*Requirement*: Every line of the records that holds the word "Users" should be copied out.

*Data section*:

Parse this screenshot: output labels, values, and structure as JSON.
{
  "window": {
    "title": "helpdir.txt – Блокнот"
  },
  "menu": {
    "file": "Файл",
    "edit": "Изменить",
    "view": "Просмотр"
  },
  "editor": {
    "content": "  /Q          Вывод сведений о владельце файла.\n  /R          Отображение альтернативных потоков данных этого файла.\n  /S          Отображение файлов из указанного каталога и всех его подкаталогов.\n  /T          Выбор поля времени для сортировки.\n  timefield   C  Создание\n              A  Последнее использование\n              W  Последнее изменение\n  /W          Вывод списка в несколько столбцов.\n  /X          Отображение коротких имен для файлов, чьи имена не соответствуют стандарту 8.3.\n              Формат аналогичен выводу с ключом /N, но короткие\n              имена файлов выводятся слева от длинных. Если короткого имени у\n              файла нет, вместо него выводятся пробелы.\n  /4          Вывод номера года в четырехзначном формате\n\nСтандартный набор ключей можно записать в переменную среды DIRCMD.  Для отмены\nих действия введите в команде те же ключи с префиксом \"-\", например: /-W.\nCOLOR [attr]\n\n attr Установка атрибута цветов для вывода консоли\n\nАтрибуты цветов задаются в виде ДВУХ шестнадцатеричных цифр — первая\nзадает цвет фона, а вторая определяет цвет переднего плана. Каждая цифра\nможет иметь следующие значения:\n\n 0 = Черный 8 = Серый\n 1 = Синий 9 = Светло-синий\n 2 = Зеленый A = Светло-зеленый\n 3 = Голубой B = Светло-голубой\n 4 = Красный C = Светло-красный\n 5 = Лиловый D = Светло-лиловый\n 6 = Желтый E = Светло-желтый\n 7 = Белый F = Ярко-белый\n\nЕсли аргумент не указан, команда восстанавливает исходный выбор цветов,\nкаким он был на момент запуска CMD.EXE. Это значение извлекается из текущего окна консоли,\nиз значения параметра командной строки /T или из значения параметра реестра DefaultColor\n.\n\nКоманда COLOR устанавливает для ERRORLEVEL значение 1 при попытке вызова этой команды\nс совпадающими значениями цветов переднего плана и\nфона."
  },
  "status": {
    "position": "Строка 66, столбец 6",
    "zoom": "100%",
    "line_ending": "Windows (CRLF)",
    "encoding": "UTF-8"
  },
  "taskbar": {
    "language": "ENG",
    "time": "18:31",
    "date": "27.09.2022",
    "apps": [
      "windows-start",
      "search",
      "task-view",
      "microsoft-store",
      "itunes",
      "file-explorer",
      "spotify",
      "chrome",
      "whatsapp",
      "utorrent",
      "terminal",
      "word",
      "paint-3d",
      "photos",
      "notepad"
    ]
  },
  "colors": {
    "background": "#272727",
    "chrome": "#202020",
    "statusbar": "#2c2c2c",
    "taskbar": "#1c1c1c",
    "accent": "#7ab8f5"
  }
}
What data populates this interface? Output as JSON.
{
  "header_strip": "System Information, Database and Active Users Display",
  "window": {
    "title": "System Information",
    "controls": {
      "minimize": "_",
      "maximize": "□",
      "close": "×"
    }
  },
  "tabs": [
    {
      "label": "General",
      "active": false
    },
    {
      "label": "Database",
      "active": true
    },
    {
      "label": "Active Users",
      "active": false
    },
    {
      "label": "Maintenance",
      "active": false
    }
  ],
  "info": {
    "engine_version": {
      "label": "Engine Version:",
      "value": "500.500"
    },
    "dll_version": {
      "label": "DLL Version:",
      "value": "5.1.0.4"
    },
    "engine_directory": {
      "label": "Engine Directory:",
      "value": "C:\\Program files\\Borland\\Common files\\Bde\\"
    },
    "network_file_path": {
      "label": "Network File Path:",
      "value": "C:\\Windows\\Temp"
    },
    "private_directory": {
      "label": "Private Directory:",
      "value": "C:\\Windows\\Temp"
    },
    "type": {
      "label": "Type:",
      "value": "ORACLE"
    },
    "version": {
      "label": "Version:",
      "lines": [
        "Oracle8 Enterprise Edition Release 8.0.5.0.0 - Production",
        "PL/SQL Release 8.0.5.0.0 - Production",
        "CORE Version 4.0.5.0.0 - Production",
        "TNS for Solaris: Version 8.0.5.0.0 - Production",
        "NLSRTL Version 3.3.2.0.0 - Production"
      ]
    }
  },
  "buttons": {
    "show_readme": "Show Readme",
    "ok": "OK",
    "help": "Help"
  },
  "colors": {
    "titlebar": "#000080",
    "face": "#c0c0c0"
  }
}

*Answer*:
  "header_strip": "System Information, Database and Active Users Display",
      "label": "Active Users",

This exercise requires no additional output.